AIM OF THE TASK: Any picture among the records should be left out, please; retype the rest exactly.
━━ RECORDED DATA ━━
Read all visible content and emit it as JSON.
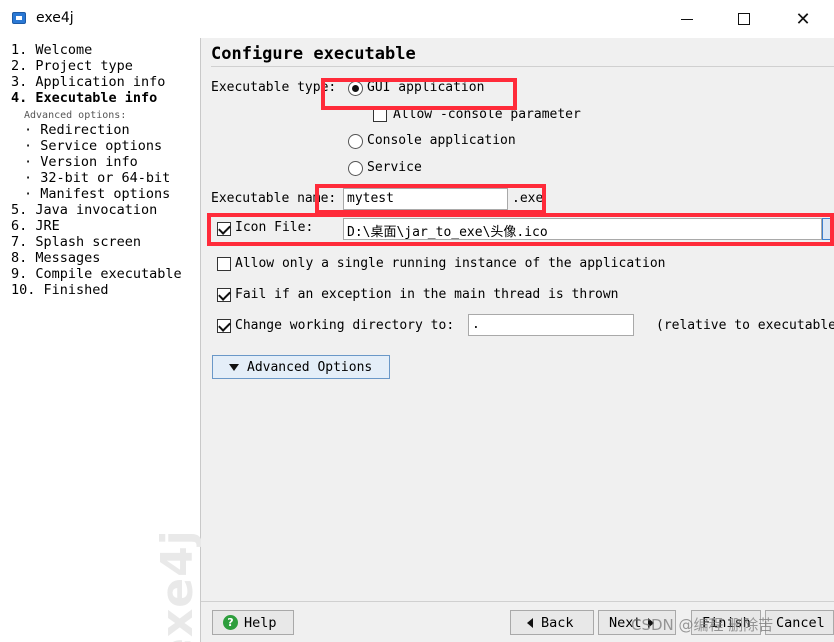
{
  "window": {
    "title": "exe4j",
    "icon": "exe4j-app-icon",
    "controls": [
      "minimize-icon",
      "maximize-icon",
      "close-icon"
    ]
  },
  "sidebar": {
    "watermark": "exe4j",
    "steps": [
      {
        "label": "1.  Welcome",
        "active": false
      },
      {
        "label": "2.  Project type",
        "active": false
      },
      {
        "label": "3.  Application info",
        "active": false
      },
      {
        "label": "4.  Executable info",
        "active": true
      },
      {
        "label": "Advanced options:",
        "kind": "header"
      },
      {
        "label": "· Redirection",
        "kind": "sub"
      },
      {
        "label": "· Service options",
        "kind": "sub"
      },
      {
        "label": "· Version info",
        "kind": "sub"
      },
      {
        "label": "· 32-bit or 64-bit",
        "kind": "sub"
      },
      {
        "label": "· Manifest options",
        "kind": "sub"
      },
      {
        "label": "5.  Java invocation",
        "active": false
      },
      {
        "label": "6.  JRE",
        "active": false
      },
      {
        "label": "7.  Splash screen",
        "active": false
      },
      {
        "label": "8.  Messages",
        "active": false
      },
      {
        "label": "9.  Compile executable",
        "active": false
      },
      {
        "label": "10.  Finished",
        "active": false
      }
    ]
  },
  "main": {
    "header": "Configure executable",
    "executable_type": {
      "label": "Executable type:",
      "options": [
        {
          "label": "GUI application",
          "selected": true
        },
        {
          "label": "Console application",
          "selected": false
        },
        {
          "label": "Service",
          "selected": false
        }
      ],
      "allow_console": {
        "label": "Allow -console parameter",
        "checked": false
      }
    },
    "executable_name": {
      "label": "Executable name:",
      "value": "mytest",
      "suffix": ".exe"
    },
    "icon_file": {
      "label": "Icon File:",
      "checked": true,
      "value": "D:\\桌面\\jar_to_exe\\头像.ico"
    },
    "single_instance": {
      "label": "Allow only a single running instance of the application",
      "checked": false
    },
    "fail_exception": {
      "label": "Fail if an exception in the main thread is thrown",
      "checked": true
    },
    "working_dir": {
      "label": "Change working directory to:",
      "checked": true,
      "value": ".",
      "note": "(relative to executable"
    },
    "advanced_button": "Advanced Options"
  },
  "footer": {
    "help": "Help",
    "back": "Back",
    "next": "Next",
    "finish": "Finish",
    "cancel": "Cancel",
    "overlay_text": "CSDN @编程 删除苦"
  },
  "colors": {
    "highlight_box": "#ff2b3a",
    "panel_bg": "#f0f0f0",
    "help_icon": "#2e9e3d"
  }
}
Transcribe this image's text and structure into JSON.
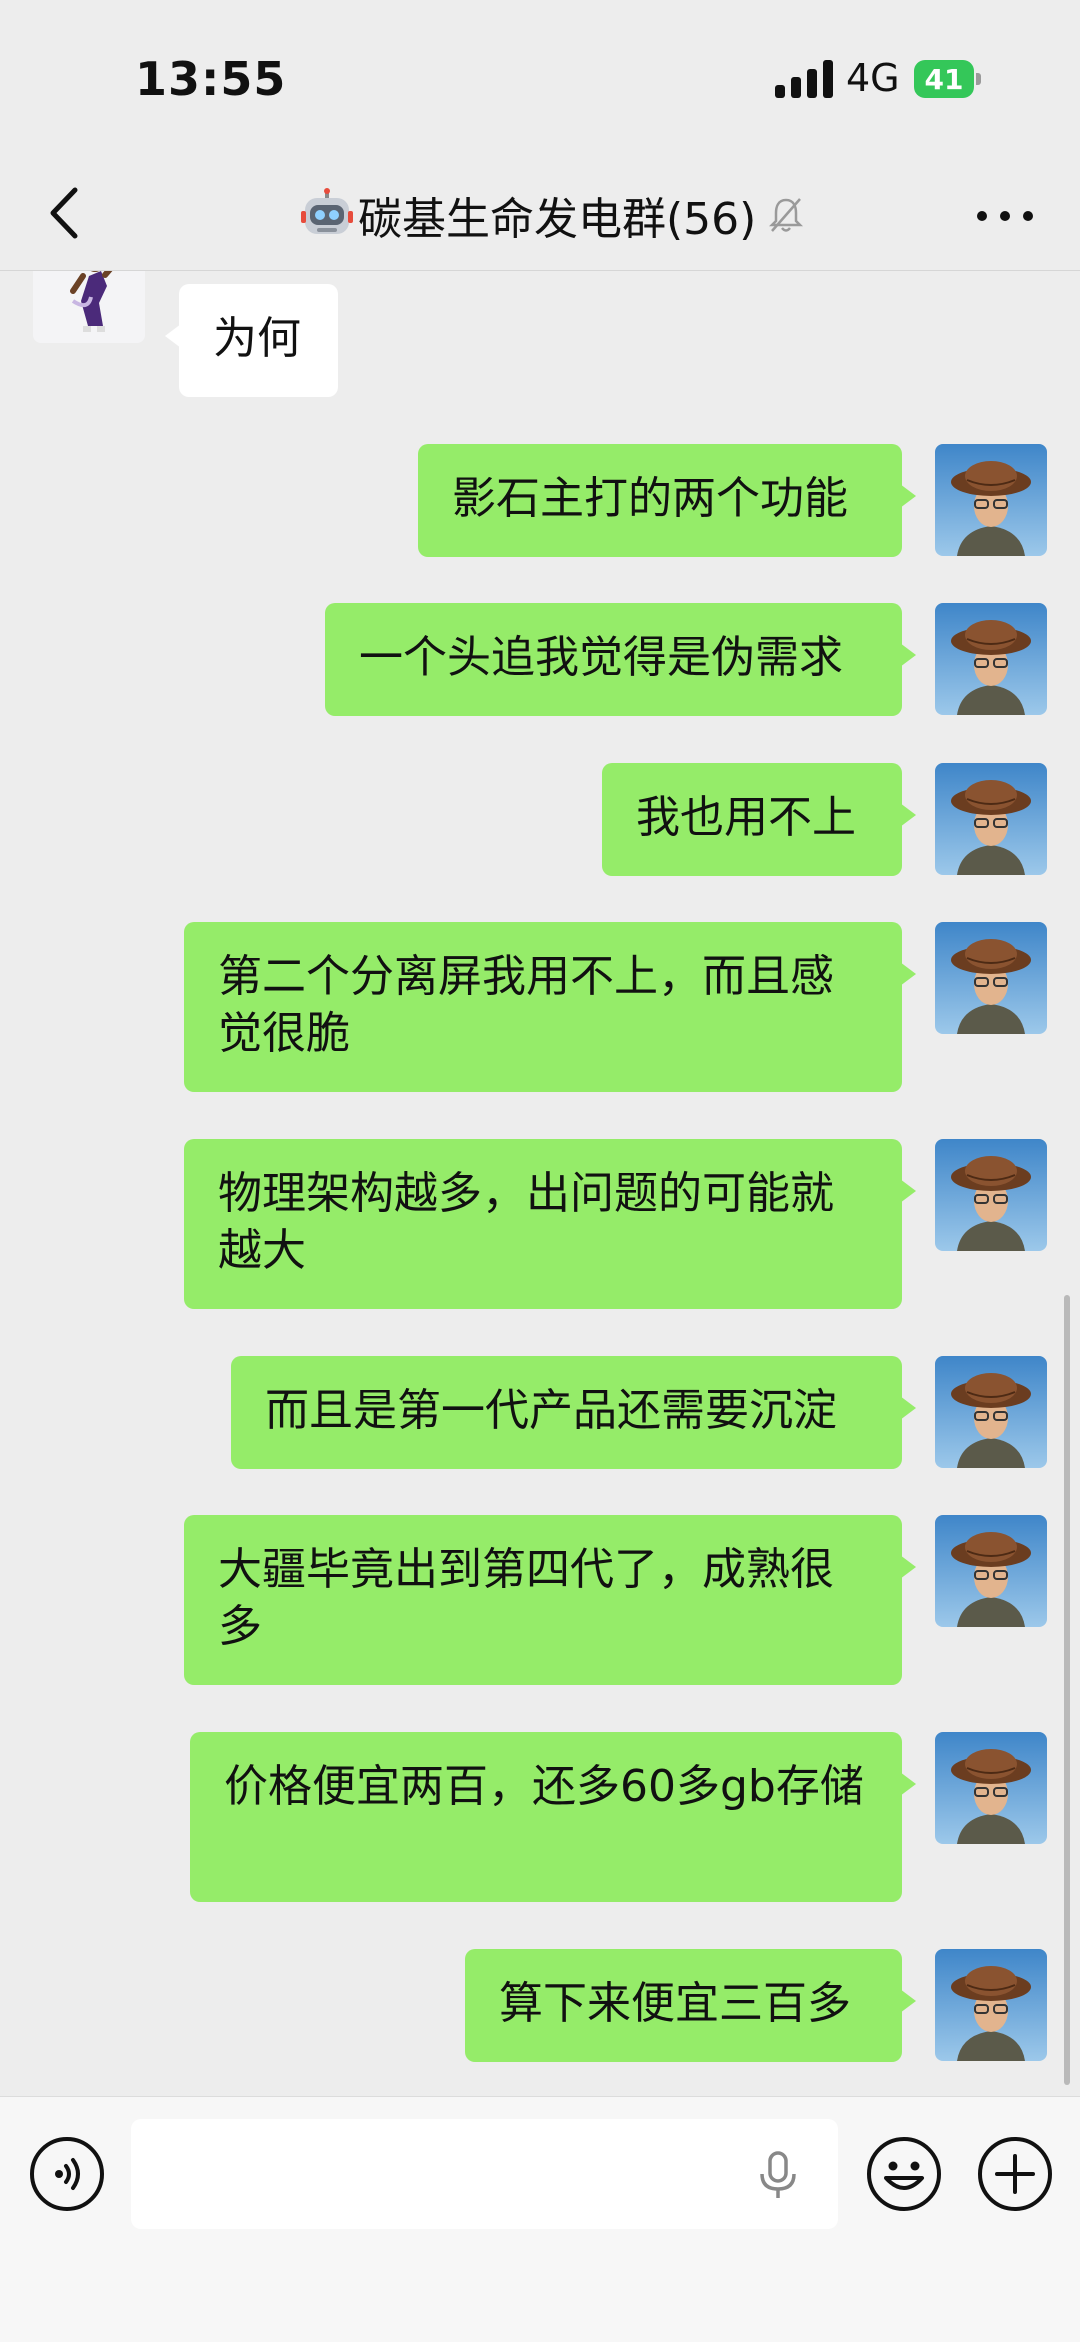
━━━
ANSWER AREA:
Read all visible content and emit it as JSON.
{
  "window": {
    "title": "exe4j",
    "icon": "exe4j-app-icon",
    "controls": [
      "minimize-icon",
      "maximize-icon",
      "close-icon"
    ]
  },
  "sidebar": {
    "watermark": "exe4j",
    "steps": [
      {
        "label": "1.  Welcome",
        "active": false
      },
      {
        "label": "2.  Project type",
        "active": false
      },
      {
        "label": "3.  Application info",
        "active": false
      },
      {
        "label": "4.  Executable info",
        "active": true
      },
      {
        "label": "Advanced options:",
        "kind": "header"
      },
      {
        "label": "· Redirection",
        "kind": "sub"
      },
      {
        "label": "· Service options",
        "kind": "sub"
      },
      {
        "label": "· Version info",
        "kind": "sub"
      },
      {
        "label": "· 32-bit or 64-bit",
        "kind": "sub"
      },
      {
        "label": "· Manifest options",
        "kind": "sub"
      },
      {
        "label": "5.  Java invocation",
        "active": false
      },
      {
        "label": "6.  JRE",
        "active": false
      },
      {
        "label": "7.  Splash screen",
        "active": false
      },
      {
        "label": "8.  Messages",
        "active": false
      },
      {
        "label": "9.  Compile executable",
        "active": false
      },
      {
        "label": "10.  Finished",
        "active": false
      }
    ]
  },
  "main": {
    "header": "Configure executable",
    "executable_type": {
      "label": "Executable type:",
      "options": [
        {
          "label": "GUI application",
          "selected": true
        },
        {
          "label": "Console application",
          "selected": false
        },
        {
          "label": "Service",
          "selected": false
        }
      ],
      "allow_console": {
        "label": "Allow -console parameter",
        "checked": false
      }
    },
    "executable_name": {
      "label": "Executable name:",
      "value": "mytest",
      "suffix": ".exe"
    },
    "icon_file": {
      "label": "Icon File:",
      "checked": true,
      "value": "D:\\桌面\\jar_to_exe\\头像.ico"
    },
    "single_instance": {
      "label": "Allow only a single running instance of the application",
      "checked": false
    },
    "fail_exception": {
      "label": "Fail if an exception in the main thread is thrown",
      "checked": true
    },
    "working_dir": {
      "label": "Change working directory to:",
      "checked": true,
      "value": ".",
      "note": "(relative to executable"
    },
    "advanced_button": "Advanced Options"
  },
  "footer": {
    "help": "Help",
    "back": "Back",
    "next": "Next",
    "finish": "Finish",
    "cancel": "Cancel",
    "overlay_text": "CSDN @编程 删除苦"
  },
  "colors": {
    "highlight_box": "#ff2b3a",
    "panel_bg": "#f0f0f0",
    "help_icon": "#2e9e3d"
  }
}
Transcribe this image's text and structure into JSON.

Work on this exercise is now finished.